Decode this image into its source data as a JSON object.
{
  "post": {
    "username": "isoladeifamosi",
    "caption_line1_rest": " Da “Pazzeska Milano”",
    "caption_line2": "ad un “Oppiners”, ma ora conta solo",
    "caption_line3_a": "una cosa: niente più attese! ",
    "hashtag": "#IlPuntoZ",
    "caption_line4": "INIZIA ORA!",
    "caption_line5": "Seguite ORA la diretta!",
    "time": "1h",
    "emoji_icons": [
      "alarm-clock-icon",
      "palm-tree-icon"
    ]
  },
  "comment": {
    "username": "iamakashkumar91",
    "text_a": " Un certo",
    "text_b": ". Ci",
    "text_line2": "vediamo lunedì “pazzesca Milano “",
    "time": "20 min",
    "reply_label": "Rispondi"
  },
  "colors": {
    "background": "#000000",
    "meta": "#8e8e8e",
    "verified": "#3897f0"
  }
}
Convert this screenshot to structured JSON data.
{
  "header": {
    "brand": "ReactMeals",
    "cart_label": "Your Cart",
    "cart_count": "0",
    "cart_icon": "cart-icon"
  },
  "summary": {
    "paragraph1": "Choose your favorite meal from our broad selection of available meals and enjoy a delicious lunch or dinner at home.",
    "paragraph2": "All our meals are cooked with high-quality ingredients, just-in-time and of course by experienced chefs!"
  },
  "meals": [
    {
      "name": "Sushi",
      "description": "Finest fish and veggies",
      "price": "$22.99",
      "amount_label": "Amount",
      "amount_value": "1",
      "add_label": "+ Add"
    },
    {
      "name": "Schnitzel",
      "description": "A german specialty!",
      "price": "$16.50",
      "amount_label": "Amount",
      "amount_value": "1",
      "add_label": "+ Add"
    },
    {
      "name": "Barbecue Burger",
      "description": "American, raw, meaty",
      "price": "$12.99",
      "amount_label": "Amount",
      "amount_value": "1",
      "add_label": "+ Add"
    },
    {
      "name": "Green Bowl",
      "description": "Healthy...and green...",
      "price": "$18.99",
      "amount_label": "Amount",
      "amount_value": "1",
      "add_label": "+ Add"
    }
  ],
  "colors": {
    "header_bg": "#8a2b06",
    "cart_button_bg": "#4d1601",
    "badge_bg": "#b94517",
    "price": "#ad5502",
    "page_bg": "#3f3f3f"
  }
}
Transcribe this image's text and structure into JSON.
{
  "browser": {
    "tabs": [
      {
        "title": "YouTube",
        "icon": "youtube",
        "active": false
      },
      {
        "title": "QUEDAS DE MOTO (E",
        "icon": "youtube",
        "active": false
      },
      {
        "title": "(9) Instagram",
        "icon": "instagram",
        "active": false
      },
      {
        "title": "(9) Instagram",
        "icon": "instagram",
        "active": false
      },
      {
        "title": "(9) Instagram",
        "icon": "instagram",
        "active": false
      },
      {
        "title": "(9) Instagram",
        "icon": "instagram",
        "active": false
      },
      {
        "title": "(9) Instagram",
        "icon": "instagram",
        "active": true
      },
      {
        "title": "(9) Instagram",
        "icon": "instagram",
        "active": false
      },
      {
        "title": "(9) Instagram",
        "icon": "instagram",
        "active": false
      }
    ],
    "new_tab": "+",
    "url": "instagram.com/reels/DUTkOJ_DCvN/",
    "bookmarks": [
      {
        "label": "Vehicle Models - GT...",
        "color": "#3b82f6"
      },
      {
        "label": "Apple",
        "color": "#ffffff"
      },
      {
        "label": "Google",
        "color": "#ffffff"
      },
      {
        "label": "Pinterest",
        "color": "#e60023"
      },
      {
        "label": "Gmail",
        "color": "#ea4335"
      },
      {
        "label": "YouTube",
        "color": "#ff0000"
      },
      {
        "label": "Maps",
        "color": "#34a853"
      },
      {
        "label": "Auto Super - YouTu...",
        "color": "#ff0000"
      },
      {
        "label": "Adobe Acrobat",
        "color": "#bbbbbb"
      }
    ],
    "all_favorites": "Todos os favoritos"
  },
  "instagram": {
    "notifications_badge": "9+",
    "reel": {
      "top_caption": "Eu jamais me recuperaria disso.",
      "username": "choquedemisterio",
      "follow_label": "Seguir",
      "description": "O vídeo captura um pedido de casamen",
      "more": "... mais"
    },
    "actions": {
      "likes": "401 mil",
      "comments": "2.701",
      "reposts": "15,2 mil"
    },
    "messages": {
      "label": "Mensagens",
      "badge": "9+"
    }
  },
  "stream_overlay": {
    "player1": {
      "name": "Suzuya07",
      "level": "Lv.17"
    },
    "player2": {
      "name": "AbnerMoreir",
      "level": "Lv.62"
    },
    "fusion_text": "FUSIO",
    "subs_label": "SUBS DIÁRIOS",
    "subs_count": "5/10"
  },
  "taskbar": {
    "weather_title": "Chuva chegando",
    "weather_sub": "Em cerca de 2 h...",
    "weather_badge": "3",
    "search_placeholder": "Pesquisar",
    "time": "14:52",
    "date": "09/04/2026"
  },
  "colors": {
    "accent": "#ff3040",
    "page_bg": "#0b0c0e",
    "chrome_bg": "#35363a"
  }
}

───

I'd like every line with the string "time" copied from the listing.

**Response for this exercise**
    "time": "1h",
    "time": "20 min",
    "paragraph2": "All our meals are cooked with high-quality ingredients, just-in-time and of course by experienced chefs!"
    "time": "14:52",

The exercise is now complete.